Equilbrium

Above an infinite small shell elements is illustrated.

By the demanding equilibrium i the x-direction, the following equation is obtained:


Equilibrium in y-direction gives the equivalent:


Traction forces can be neglected, and the shear forces are all the same, which gives us:


Kinematic compatibility

The strains in the material are given as:


We then differentiate twice with respect to x and y:


The two first equations in (5) put in the last equation gives:


This equation expresses the kinematic compatibility requirement. By applying Hooke's law we get the relationship between stress and strain, which gives us:


This equation contains the kinematic compatibility demand expressed with the stresses.

The shells differential equation can be deduced from this compatibility equation and the equilibrium equations. This deduction is complicated, and the differential equation is in practice impossible to solve.
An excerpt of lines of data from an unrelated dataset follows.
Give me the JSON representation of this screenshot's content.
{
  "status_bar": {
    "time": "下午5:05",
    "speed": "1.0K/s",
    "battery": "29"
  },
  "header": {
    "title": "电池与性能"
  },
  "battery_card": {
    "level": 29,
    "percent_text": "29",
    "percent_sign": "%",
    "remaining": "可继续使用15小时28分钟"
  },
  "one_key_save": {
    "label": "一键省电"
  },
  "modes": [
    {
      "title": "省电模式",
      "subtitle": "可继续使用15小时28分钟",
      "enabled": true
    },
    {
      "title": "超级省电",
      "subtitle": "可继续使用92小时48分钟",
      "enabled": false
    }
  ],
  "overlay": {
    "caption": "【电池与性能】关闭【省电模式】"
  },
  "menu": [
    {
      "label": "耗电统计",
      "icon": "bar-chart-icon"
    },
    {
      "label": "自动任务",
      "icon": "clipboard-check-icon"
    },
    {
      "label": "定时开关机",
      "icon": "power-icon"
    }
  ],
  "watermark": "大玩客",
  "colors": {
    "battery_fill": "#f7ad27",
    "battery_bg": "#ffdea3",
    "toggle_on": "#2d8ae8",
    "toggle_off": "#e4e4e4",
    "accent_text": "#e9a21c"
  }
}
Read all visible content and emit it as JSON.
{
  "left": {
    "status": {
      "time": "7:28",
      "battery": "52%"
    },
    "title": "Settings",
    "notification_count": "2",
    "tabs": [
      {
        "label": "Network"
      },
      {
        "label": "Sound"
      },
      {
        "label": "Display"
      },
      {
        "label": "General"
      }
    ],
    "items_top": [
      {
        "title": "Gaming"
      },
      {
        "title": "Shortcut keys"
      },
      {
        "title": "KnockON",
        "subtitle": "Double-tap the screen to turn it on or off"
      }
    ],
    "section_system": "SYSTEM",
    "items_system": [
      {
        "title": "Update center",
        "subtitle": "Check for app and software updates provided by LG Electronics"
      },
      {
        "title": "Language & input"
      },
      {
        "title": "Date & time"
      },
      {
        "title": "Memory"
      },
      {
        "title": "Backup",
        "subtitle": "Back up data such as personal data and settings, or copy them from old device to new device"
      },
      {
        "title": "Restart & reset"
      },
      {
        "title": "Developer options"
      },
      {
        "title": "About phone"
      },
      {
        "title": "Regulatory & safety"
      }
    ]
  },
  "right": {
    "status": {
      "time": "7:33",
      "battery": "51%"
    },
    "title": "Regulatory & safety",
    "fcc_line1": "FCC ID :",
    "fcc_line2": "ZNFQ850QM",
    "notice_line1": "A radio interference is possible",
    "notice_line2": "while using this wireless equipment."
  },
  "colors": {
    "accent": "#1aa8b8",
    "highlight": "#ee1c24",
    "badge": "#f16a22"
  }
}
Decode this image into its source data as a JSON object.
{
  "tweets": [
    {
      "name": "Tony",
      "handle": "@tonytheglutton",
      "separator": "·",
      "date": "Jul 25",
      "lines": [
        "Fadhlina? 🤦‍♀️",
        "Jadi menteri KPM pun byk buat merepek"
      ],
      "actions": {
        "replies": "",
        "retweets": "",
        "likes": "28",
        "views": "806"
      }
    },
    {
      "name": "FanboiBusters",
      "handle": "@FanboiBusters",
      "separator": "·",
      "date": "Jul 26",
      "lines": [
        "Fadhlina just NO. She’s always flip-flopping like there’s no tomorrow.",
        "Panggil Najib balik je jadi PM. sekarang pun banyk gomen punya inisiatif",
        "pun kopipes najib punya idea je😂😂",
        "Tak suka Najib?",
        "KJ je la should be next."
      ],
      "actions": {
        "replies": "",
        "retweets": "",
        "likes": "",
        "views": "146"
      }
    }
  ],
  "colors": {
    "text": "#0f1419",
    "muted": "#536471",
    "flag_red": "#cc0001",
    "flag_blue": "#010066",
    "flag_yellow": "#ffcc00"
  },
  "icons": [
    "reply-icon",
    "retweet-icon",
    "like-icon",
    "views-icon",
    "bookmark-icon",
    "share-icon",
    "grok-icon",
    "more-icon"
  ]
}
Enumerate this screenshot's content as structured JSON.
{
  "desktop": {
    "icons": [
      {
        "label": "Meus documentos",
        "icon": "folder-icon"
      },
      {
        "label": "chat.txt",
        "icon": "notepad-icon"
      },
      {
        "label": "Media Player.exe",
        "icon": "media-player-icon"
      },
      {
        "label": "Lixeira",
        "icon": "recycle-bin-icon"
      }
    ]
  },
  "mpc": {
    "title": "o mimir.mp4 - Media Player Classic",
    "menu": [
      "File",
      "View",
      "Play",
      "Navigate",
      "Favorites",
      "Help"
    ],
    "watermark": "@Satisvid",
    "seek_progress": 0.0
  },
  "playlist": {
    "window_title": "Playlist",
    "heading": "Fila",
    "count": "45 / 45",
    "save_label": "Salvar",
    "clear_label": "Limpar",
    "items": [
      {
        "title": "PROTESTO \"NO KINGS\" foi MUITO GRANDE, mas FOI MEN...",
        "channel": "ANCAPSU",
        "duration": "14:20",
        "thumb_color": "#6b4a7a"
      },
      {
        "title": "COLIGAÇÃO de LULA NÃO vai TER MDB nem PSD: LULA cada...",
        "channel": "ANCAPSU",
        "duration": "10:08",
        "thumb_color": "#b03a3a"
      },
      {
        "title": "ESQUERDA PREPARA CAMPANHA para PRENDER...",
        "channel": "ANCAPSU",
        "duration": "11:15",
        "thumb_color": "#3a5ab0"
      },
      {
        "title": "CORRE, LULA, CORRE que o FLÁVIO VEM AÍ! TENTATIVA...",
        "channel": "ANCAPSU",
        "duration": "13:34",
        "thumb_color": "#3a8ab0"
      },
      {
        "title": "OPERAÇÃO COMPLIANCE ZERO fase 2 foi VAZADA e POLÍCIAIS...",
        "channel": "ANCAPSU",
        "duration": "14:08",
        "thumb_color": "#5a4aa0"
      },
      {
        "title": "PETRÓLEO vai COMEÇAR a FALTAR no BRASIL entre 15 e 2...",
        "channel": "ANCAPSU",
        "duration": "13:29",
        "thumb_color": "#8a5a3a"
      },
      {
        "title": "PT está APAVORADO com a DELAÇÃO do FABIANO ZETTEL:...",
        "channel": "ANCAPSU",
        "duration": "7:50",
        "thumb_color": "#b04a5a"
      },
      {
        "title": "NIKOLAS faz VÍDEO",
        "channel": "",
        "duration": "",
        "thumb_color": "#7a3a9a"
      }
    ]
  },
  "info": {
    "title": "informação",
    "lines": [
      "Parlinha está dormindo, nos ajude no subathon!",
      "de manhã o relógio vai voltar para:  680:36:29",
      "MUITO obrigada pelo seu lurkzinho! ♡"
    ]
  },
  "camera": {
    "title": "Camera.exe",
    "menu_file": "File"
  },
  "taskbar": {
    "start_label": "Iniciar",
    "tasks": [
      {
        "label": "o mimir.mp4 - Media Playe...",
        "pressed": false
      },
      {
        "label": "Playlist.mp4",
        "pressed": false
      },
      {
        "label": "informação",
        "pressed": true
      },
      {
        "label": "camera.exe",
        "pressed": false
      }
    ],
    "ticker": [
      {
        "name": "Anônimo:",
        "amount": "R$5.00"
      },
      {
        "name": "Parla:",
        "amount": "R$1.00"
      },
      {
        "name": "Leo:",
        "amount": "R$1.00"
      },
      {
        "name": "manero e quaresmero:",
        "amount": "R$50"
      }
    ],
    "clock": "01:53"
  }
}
We have to take another approach as we will see below.

Airy's stress function

Airy introduced the so called Airy's stress funtion. This is defined so that it satisfies the following conditions:


By introducing this function, a differential equation can easily be established. Again, we neglect traction forces in the following deducations. Then, this function will automaticly satisfy the equilibrium equations, (3), as we can see here:


We see that this is satisfied no matter what he stress function is.

We then insert the stress function in the compatibility equation, (7), which gives:


Some rearrangement gives:


We now introduce the differential operator:


We then get the equation:


This is the Shell's differential equation, which is a 4. order, homogeneous differential equation. The functions satisfying this equation are biharmonic funtions, also containing hyperbolic trigonometric functions. In addition, the solution has to satisfy the boundary conditions